Welcome to 2021, the 7th calendar year since my cancer diagnosis. I love being able to type stuff like that, to see how very long I have been facing this disease and the associated treatment. Somewhere along the way I stopped having an interest in resolutions for the new year. There is nothing magical about the date 1/1 that suddenly makes it possible for me to become a different person; if I want my life to be different I can start that process any time. That said, I see the value in assessing the previous year – what brought joy and sadness and fulfillment – recognizing that things that bring me sadness are not necessarily bad and productivity is not my ultimate goal. In my reflections I noticed how much time I spent short of breath this year and realized I wanted to reconnect with my breathing more this year. This means the deep breathing of meditation and it means breath representing life and it also means using my inhaler and it means pushing myself physically to where I am breathing hard and maintaining those muscles.
Speaking of breath, last week I had a bronchoscopy, a procedure to remove tumors growing into my airways. At one place where I had nearly 100% blockage they were able to reduce it by 95% (!!!), however at another location with the same near complete blockage they were unable to remove the tumor. The pulmonology team is not sure how much better my breathing will be overall, but I can already tell the difference in how out of breath I get doing daily tasks. The bronchoscopy made my trial team decide to push out my start date from last week to this week. I was really disappointed in that choice at first, but ultimately it was the right one; I really did need that extra time to heal and not wonder if I was feeling the way I did because of my new drug or the procedure.
I am still glad that I shared here that I was going to be getting my trial that day because a young adult cancer friend from Austin reached out that she was going to be there that day getting an infusion, and maybe I could stop by. I am so so glad she reached out and that I was able to go visit her. The infusion room can be lonely, especially now when you can’t have your normal people there visiting with you, and it was so lovely that the stars aligned for this meeting. Friend, I’m sorry I was such distracted company. It was the day after my procedure and I was pretty miserable with pain, so I wasn’t the sparkling visitor I aim to be.
Then I got to go home and be with my family again for 4 whole days! It was delightful to just be in a room with my daughter and/or husband and listen to them talk.

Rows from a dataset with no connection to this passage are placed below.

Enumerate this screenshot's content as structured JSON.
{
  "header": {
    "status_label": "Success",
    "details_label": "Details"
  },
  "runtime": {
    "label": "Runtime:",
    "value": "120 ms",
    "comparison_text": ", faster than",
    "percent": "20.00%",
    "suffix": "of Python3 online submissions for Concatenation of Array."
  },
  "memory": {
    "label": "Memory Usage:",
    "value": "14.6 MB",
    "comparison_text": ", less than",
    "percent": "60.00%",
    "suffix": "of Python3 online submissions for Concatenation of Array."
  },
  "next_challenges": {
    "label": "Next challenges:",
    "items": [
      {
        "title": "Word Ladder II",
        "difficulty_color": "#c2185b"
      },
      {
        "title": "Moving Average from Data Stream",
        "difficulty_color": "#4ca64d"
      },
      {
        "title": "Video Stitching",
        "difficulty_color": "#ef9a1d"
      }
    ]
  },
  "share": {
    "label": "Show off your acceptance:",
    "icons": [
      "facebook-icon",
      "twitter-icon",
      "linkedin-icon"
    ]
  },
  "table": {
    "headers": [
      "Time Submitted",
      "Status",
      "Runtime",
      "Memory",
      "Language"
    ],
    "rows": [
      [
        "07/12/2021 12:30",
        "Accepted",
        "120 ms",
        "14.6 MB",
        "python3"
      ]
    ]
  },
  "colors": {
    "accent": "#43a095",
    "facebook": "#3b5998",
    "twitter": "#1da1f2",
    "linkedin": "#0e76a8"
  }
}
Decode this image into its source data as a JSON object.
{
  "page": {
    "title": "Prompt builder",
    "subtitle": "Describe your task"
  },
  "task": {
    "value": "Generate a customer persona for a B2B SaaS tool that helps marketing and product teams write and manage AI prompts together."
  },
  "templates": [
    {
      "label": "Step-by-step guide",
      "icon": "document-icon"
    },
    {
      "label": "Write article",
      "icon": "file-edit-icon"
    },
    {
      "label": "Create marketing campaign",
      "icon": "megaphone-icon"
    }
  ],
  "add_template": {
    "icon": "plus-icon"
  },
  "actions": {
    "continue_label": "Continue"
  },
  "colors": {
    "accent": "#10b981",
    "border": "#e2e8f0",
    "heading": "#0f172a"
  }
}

Monday we had to return to Houston and got humbled. I took too long showering and when I got out and sat down to recover I coughed once and immediately started throwing up into the conveniently placed barf bag right next to me (I get them from the hospital a lot and stash them around my house). It took a couple hours before I was ready to dress and finish packing and face the car. Apparently during that time my dad pulled my husband aside to say, “It’s easy to forget how sick she really is,” which is heartbreaking to hear and know is completely true. Even at home where I do talk about feeling my worst, they mostly hear about how good I feel because I just don’t like to spend my time focused on feeling yucky.
Tuesday was my final pre-trial CT and my first pre-CT vomit. I am just not doing well on that front lately, y’all. Once it starts my appetite goes but having a too empty stomach for too long seems to be a trigger. And on top of all the coughing I have been doing lately it just destroyed my back muscles in a way that I am still trying to heal. So it worked out that I spent Wednesday sitting in an adjustable hospital bed for 10 hours getting my new trial med and having an entirely uneventful day. And since then I continue to have no noticeable side effects. So I can focus on dealing with the lingering ones from the bronchoscopy – coughing, pain from coughing, trouble sleeping because of the aforementioned. I’m learning how to use my new inhaler and nebulizer to make breathing easier and I don’t know yet if they’ll be permanent parts of my life or just get me through this time period.
My joy for the week is how snuggly my husband and daughter are the first 24 hours after I get home from Houston each time. I am always sore and tired after getting out of the car and just park myself on the couch under my favorite blanket. Having the people I love most come to me with their love helps revitalize me every time. I hope you have equal joy in your lives this week and for the year to come.